  8. apply basic science process skills. (example: observing, classifying, measuring, communicating, predicting, inferring)
  9. identify questions and concepts to guide the development of hypotheses and of scientific investigations including the analysis of primary sources of information.
  10. select and use appropriate instruments to extend observations and measurements.
  11. manipulate multiple variables with repeated trials.
  12. apply appropriate mathematical techniques in evaluating experimental data.
  13. formulate and revise scientific explanations and models.
  14. use written, oral, and technological communication skills to explain scientific phenomena and concepts.
  15. use safe and effective laboratory techniques.

GRADES 9-12 PHYSICAL SCIENCE STANDARDS

STUDENTS WILL:

  1. demonstrate the relationships between force and motion in Newton’s laws.
  2. relate gravitational or centripetal force to projectile or uniform circular motion.
  3. apply quantitative relationships among mass, velocity, force, and momentum.
  4. apply the quantitative relationships among force, distance, work, time, and power to solve problems or to describe situations.
  5. explain how extremely large and extremely small quantities and very rapidly moving objects are not necessarily described by the same laws that Newtonian physics describe.

GRADES 9-12 EARTH/SPACE SCIENCE STANDARDS

STUDENTS WILL:

  1. describe the Newtonian mechanics that can be applied to the study of the motions of the solar system.
  2. explain the position and motion of our solar system in the universe.
  3. describe various ways data about the universe is collected. (example: optical, radio, and x-ray telescopes, spectrometers, space probes)

GRADES 9-12 SCIENCE, TECHNOLOGY, ENVIRONMENT, AND SOCIETY STANDARDS

STUDENTS WILL:

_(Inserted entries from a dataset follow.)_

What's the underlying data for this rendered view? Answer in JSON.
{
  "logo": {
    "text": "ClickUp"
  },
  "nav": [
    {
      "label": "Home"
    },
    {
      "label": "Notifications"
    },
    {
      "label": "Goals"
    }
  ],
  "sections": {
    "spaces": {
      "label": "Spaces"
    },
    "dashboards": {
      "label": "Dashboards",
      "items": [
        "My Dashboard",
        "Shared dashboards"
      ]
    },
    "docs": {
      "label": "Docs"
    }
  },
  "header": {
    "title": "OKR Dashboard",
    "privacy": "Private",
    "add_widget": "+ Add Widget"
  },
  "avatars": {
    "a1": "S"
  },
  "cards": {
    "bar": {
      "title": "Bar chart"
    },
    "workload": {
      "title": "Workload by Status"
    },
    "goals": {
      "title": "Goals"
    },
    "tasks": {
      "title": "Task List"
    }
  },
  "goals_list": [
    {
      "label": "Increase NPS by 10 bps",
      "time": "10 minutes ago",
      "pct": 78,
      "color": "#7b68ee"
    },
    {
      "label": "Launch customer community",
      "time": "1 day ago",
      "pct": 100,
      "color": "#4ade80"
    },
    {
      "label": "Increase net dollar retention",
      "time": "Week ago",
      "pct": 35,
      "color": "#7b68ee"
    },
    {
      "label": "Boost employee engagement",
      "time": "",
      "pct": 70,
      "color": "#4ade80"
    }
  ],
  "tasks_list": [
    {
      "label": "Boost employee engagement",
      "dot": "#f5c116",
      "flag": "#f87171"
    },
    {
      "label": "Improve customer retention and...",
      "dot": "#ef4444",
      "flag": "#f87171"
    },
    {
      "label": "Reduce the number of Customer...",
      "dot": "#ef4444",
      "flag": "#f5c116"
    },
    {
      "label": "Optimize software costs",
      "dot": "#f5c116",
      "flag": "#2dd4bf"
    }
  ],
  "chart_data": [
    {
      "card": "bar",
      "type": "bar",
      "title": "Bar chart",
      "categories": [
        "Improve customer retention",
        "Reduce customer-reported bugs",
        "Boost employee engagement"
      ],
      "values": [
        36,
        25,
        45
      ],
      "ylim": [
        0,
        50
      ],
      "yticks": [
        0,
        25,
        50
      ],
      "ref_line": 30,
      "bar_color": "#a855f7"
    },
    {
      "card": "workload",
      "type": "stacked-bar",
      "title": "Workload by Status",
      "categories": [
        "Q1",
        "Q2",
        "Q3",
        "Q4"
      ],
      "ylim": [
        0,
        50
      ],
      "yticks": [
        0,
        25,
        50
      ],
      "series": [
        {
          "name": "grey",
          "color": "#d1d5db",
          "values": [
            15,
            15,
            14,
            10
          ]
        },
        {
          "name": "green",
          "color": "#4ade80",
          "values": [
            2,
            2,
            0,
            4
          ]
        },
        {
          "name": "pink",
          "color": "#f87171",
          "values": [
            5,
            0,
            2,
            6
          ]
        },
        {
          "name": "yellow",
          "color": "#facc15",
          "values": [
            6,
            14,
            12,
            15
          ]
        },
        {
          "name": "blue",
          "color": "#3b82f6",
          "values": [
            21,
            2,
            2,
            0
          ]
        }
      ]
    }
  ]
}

  1. analyze the impact of scientific investigations and findings on human society. (example: issues surrounding genetic engineering)
  2. explain how progress in science and technology can be affected by social issues and by challenges.
  3. explain the relationships between the maintenance and progress of society and of scientific advancement.
  4. describe immediate and long-term consequences of potential solutions for technological-related issues. (example: natural catastrophes, interactions of populations, resources and environment, health, disease)
  5. evaluate factors that serve as potential constraints on technological design and use. (example: ethics, ecology, manufacturing processes, operation, maintenance, replacement, disposal, liability)
  6. understand technological design. (example: identify appropriate problems for technological design, design a solution or product, implement a proposed design, evaluate technological designs or products, communicate the process of technological design)
  7. predict and evaluate how the characteristics of materials influence product design.
  8. explain how people control the outputs and impacts of our expanding technological activities in the areas of communication, construction, manufacturing, power and transportation, energy sources, health technology, and biotechnology.
  9. compare and contrast the positive and negative consequences of technology. (example: nuclear power for generating electricity)